Current strategy is too focused on biker gangs, SF argues

Gang members from the immigrant community need their own programme to help them start new lives without crime, argue coalition partners Socialistisk Folkeparti (SF).

The party's legal spokesperson, Karina Lorentzen Dehnhardt, argues that the existing gang exit programmes are geared too much towards the biker gang community.

“We have overlooked the fact that the current strategy is not as successful with non-ethnic Danes,” Dehnhardt told Berlingske newspaper. “If we want them to leave gangs, we need something different. We need to develop a more nuanced idea about what these exit programmes should consist of.”

In an editorial in Berlingske, she proposes increasing the support and guidance for the parents of gang members, establishing businesses whose sole purpose is to employ immigrants who want to leave the gang community, and supplying former gang members with training and education to improve their skills and abilities.

Dehnhardt explains that a central aspect of the current exit programmes is relocating gang members whose lives are at risk after leaving their gang.

“But young gang members need their neighbourhood and might experience that their best friends have been caught up in the gang community," she said. "Moving them to another council is not a solution.”

The current gang exit programme has been criticised for being deployed prematurely two years ago and has resulted in only 20 gang members successfully using the programme to start new lives.

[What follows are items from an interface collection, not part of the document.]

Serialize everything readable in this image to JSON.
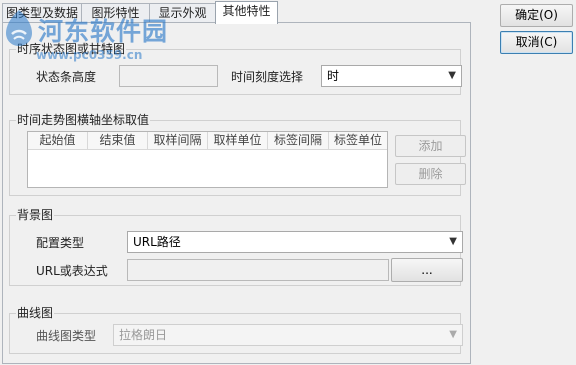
{
  "tabs": [
    {
      "label": "图类型及数据"
    },
    {
      "label": "图形特性"
    },
    {
      "label": "显示外观"
    },
    {
      "label": "其他特性"
    }
  ],
  "buttons": {
    "ok": "确定(O)",
    "cancel": "取消(C)"
  },
  "status_group": {
    "legend": "时序状态图或甘特图",
    "height_label": "状态条高度",
    "height_value": "",
    "time_scale_label": "时间刻度选择",
    "time_scale_value": "时"
  },
  "axis_group": {
    "legend": "时间走势图横轴坐标取值",
    "columns": [
      "起始值",
      "结束值",
      "取样间隔",
      "取样单位",
      "标签间隔",
      "标签单位"
    ],
    "add": "添加",
    "delete": "删除"
  },
  "background_group": {
    "legend": "背景图",
    "config_label": "配置类型",
    "config_value": "URL路径",
    "url_label": "URL或表达式",
    "url_value": "",
    "browse": "..."
  },
  "curve_group": {
    "legend": "曲线图",
    "type_label": "曲线图类型",
    "type_value": "拉格朗日"
  },
  "watermark": {
    "title": "河东软件园",
    "url": "www.pc0359.cn"
  }
}
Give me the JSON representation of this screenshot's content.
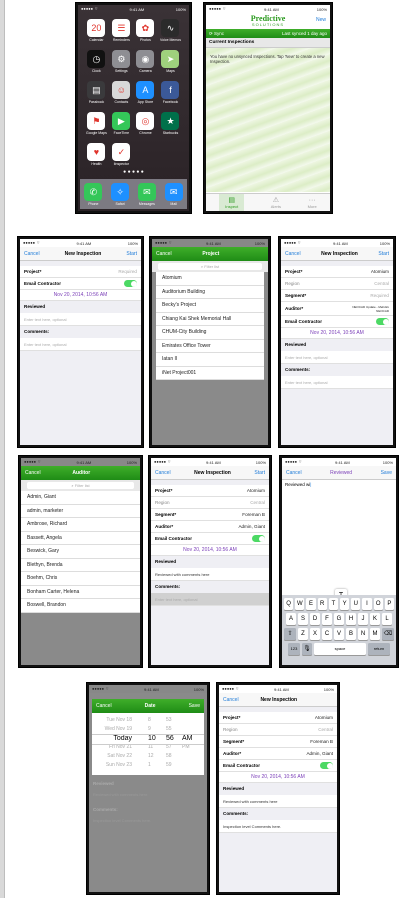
{
  "home": {
    "time": "9:41 AM",
    "battery": "100%",
    "apps": [
      {
        "label": "Calendar",
        "color": "#ffffff",
        "glyph": "20",
        "icon": "calendar-icon"
      },
      {
        "label": "Reminders",
        "color": "#ffffff",
        "glyph": "☰",
        "icon": "reminders-icon"
      },
      {
        "label": "Photos",
        "color": "#ffffff",
        "glyph": "✿",
        "icon": "photos-icon"
      },
      {
        "label": "Voice Memos",
        "color": "#2b2b2b",
        "glyph": "∿",
        "icon": "voice-memos-icon"
      },
      {
        "label": "Clock",
        "color": "#111111",
        "glyph": "◷",
        "icon": "clock-icon"
      },
      {
        "label": "Settings",
        "color": "#8e8e93",
        "glyph": "⚙",
        "icon": "settings-icon"
      },
      {
        "label": "Camera",
        "color": "#8e8e93",
        "glyph": "◉",
        "icon": "camera-icon"
      },
      {
        "label": "Maps",
        "color": "#9fd17d",
        "glyph": "➤",
        "icon": "maps-icon"
      },
      {
        "label": "Passbook",
        "color": "#3a3a3c",
        "glyph": "▤",
        "icon": "passbook-icon"
      },
      {
        "label": "Contacts",
        "color": "#d8d8d8",
        "glyph": "☺",
        "icon": "contacts-icon"
      },
      {
        "label": "App Store",
        "color": "#1e90ff",
        "glyph": "A",
        "icon": "app-store-icon"
      },
      {
        "label": "Facebook",
        "color": "#3b5998",
        "glyph": "f",
        "icon": "facebook-icon"
      },
      {
        "label": "Google Maps",
        "color": "#ffffff",
        "glyph": "⚑",
        "icon": "google-maps-icon"
      },
      {
        "label": "FaceTime",
        "color": "#34c759",
        "glyph": "▶",
        "icon": "facetime-icon"
      },
      {
        "label": "Chrome",
        "color": "#ffffff",
        "glyph": "◎",
        "icon": "chrome-icon"
      },
      {
        "label": "Starbucks",
        "color": "#00704a",
        "glyph": "★",
        "icon": "starbucks-icon"
      },
      {
        "label": "Health",
        "color": "#ffffff",
        "glyph": "♥",
        "icon": "health-icon"
      },
      {
        "label": "iInspector",
        "color": "#ffffff",
        "glyph": "✓",
        "icon": "iinspector-icon"
      }
    ],
    "dock": [
      {
        "label": "Phone",
        "color": "#34c759",
        "glyph": "✆",
        "icon": "phone-icon"
      },
      {
        "label": "Safari",
        "color": "#1e90ff",
        "glyph": "✧",
        "icon": "safari-icon"
      },
      {
        "label": "Messages",
        "color": "#34c759",
        "glyph": "✉",
        "icon": "messages-icon"
      },
      {
        "label": "Mail",
        "color": "#1e90ff",
        "glyph": "✉",
        "icon": "mail-icon"
      }
    ],
    "reminders_badge": "1",
    "mail_badge": "1,270"
  },
  "inspections": {
    "logo_main": "Predictive",
    "logo_sub": "SOLUTIONS",
    "new_label": "New",
    "sync_label": "Sync",
    "last_synced": "Last synced 1 day ago",
    "section": "Current Inspections",
    "empty_text": "You have no unsynced Inspections. Tap 'New' to create a new Inspection.",
    "tabs": [
      "Inspect",
      "Alerts",
      "More"
    ]
  },
  "new_inspection": {
    "title": "New Inspection",
    "cancel": "Cancel",
    "start": "Start",
    "project_label": "Project*",
    "project_required": "Required",
    "project_value": "Atomium",
    "region_label": "Region",
    "region_value": "Central",
    "segment_label": "Segment*",
    "segment_required": "Required",
    "segment_value": "Foreman B",
    "auditor_label": "Auditor*",
    "auditor_value_small": "NEOCAD Update - Mehdi/o NEOCAD",
    "auditor_value": "Admin, Giant",
    "email_label": "Email Contractor",
    "date": "Nov 20, 2014, 10:56 AM",
    "reviewed_label": "Reviewed",
    "reviewed_placeholder": "Enter text here, optional",
    "reviewed_value": "Reviewed with comments here",
    "comments_label": "Comments:",
    "comments_placeholder": "Enter text here, optional",
    "comments_value": "Inspection level Comments here."
  },
  "project_picker": {
    "cancel": "Cancel",
    "title": "Project",
    "filter": "Filter list",
    "items": [
      "Atomium",
      "Auditorium Building",
      "Becky's Project",
      "Chiang Kai Shek Memorial Hall",
      "CHUM-City Building",
      "Emirates Office Tower",
      "Iatan II",
      "iNet Project001"
    ]
  },
  "auditor_picker": {
    "cancel": "Cancel",
    "title": "Auditor",
    "filter": "Filter list",
    "items": [
      "Admin, Giant",
      "admin, marketer",
      "Ambrose, Richard",
      "Bassett, Angela",
      "Beswick, Gary",
      "Blethyn, Brenda",
      "Boehm, Chris",
      "Bonham Carter, Helena",
      "Boswell, Brandon"
    ]
  },
  "reviewed_editor": {
    "cancel": "Cancel",
    "title": "Reviewed",
    "save": "Save",
    "text": "Reviewed wi",
    "popup_key": "T",
    "row1": [
      "Q",
      "W",
      "E",
      "R",
      "T",
      "Y",
      "U",
      "I",
      "O",
      "P"
    ],
    "row2": [
      "A",
      "S",
      "D",
      "F",
      "G",
      "H",
      "J",
      "K",
      "L"
    ],
    "row3": [
      "Z",
      "X",
      "C",
      "V",
      "B",
      "N",
      "M"
    ],
    "num_key": "123",
    "space": "space",
    "return": "return"
  },
  "date_picker": {
    "cancel": "Cancel",
    "title": "Date",
    "save": "Save",
    "rows": [
      {
        "day": "Tue Nov 18",
        "h": "8",
        "m": "53",
        "ap": ""
      },
      {
        "day": "Wed Nov 19",
        "h": "9",
        "m": "55",
        "ap": ""
      },
      {
        "day": "Today",
        "h": "10",
        "m": "56",
        "ap": "AM"
      },
      {
        "day": "Fri Nov 21",
        "h": "11",
        "m": "57",
        "ap": "PM"
      },
      {
        "day": "Sat Nov 22",
        "h": "12",
        "m": "58",
        "ap": ""
      },
      {
        "day": "Sun Nov 23",
        "h": "1",
        "m": "59",
        "ap": ""
      }
    ]
  },
  "colors": {
    "green": "#2a9a1e",
    "blue": "#1e7bd8",
    "purple": "#7b3fb8",
    "toggle": "#4cd964"
  }
}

The national police, Rigspolitiet, have 1,600 registered gang members.

Opposition parties Konservative and Dansk Folkeparti are both positive about Dehnhardt's suggestions.

“The council and police can already do a lot of what SF is proposing if they want, but it is up to the justice and social ministries to ensure that the gang strategies maintain momentum and constantly make councils aware of initiatives that are working in other councils,” Konservative's legal spokesperson, Tom Behnke, told Berlingske.